Anyway, what it really meant to me was a 3 day weekend! So I decided to head south to Jinju city to see the opening of the Lantern Festival.

Jinju is built on the banks of the Namgang River, the perfect place for floating hundreds of enormous lanterns. And with the Jinjuseong Fortress with a backdrop, you certainly can’t ask for too much more. Well, maybe fewer people would’ve been nice!

The festival seems to be enormously popular, and it only started to annoy me when everyone gathered to watch the official turning-on-of-the-lights and the accompanying firework show. The crowds on the river banks were thick, and in true Korean fashion, pushy. But all annoyances were forgotten when the river was illuminated and the sky was filled with the sound of exploding lights. The Koreans sure know their stuff when it comes to lights!

 

One of the fun things about festivals is the huge variety of foods available. My favourite is the promise of pajeon and makoli. It feels like real festival food to me! They also have a wide variety of fried goods on sticks – potato, hot dogs, processed meat slabs, corn dogs. The typical chicken nuggets and chicken skewers. Corn. Bondaegi a.k.a. boiled silkworm pupa. Candy floss. And I’m sure I saw sea snails boiling next to the bondaegi?

It was also fun bumping into this guy:

Jinju's very own Dancing Queen. A real crowd pleaser!

 

 

 

 

 

 

It really was a great festival with so much to see and do and eat and drink. And I am glad that I braved the crowds, paid the highly inflated price for a place to sleep and took the bus down to Jinju to experience this festival.
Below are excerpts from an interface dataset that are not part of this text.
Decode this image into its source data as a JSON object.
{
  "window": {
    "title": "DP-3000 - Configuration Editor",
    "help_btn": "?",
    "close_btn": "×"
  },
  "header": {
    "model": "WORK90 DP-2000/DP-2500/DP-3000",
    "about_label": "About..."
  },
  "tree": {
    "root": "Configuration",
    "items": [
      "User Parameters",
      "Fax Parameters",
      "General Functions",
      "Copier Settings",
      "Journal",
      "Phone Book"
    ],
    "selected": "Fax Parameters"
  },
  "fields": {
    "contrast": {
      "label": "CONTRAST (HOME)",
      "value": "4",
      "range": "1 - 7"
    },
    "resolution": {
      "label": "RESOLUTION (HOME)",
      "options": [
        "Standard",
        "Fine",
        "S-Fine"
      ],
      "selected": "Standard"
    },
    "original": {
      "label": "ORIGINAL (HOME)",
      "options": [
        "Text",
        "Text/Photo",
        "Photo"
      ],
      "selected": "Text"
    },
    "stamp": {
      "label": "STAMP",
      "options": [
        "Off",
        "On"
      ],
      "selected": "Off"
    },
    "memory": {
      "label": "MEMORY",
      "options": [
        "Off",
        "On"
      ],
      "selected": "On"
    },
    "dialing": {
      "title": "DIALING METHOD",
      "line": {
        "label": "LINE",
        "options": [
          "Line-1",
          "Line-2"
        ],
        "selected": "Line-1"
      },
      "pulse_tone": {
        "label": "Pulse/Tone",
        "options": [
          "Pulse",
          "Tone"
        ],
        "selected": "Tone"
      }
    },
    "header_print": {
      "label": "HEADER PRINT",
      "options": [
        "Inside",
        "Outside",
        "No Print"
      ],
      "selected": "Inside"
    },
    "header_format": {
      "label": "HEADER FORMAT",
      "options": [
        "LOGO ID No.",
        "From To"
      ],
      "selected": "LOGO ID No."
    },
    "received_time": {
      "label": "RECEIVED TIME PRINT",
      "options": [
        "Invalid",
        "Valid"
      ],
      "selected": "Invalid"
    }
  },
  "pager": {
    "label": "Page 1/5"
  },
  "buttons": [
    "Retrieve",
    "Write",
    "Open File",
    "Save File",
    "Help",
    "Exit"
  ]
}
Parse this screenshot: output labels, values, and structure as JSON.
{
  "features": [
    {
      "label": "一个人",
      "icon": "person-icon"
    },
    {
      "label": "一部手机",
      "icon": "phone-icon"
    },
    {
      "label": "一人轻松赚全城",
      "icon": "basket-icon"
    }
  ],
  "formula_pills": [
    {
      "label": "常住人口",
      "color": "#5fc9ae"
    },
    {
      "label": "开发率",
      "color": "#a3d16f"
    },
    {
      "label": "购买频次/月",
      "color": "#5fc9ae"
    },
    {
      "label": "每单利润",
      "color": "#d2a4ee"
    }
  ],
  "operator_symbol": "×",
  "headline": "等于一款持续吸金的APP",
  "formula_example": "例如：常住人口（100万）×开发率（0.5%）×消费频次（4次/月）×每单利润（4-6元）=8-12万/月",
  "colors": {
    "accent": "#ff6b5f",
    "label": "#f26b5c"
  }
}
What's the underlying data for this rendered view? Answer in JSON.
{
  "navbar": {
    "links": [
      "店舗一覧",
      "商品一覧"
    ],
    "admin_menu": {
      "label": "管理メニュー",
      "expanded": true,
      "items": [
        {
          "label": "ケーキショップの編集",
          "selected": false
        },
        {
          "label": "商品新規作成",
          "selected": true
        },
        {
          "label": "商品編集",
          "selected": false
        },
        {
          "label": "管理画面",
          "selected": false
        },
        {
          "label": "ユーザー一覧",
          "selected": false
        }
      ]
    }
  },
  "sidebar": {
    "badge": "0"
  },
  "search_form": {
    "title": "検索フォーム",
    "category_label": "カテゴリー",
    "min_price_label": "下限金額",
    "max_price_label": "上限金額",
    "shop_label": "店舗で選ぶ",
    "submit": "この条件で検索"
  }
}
If you want more information take a look at their website.

 

 

 

 

Kate x

 

Autumn in Korea

My favourite season is upon us here on the Korean peninsular. The evenings are cool, the days are sunny and warm. The festivals have started in full force. The trees are putting on a show of red, yellow, brown and orange. Classrooms aren’t stuffed full of sweaty smelling boys. Scarves and hats and chunky knitted jumpers are donned as we make the (hopefully) slow start into winter.

It’s October already. Autumn is here. When did that happen?

While we are on the subject of seasons it must be noted how proud Korean people are of their 4 seasons. They will curiously ask ‘Are there 4 seasons in your country?’ And don’t seem too convinced when you tell them that yes there are, but that the seasons aren’t so extreme. We do get spring flowers. It does get cold in winter, we even have snow. Imagine that!

With that being said I must admit that the seasons here in Korea are, compared to what I know, very admirable.

Mt Sorak ablaze with colour

Especially autumn. Seeing the mountains, which make up 70% of Korea, ablaze with colour  is amazingly beautiful.

Finally we can actually go outdoors without getting our clothes soaked, either by our own sweat or the torrential downpours. Which means only one thing: FESTIVALS!

The autumn season is over run with festivals. This weekend it was the Lantern Festival in Jinju (more about that soon), next weekend it’s the Mask Dance festival in Andong, the International Film Festival in Busan, Global Gathering in Seoul. Next it’ll be the Fireworks in Busan… you get my point. And those are only naming a few of them! (See all of them here). There is a festival for everything and for anyone. It’s fantastically great.

So with that: welcome autumn. It’s going to be a busy one!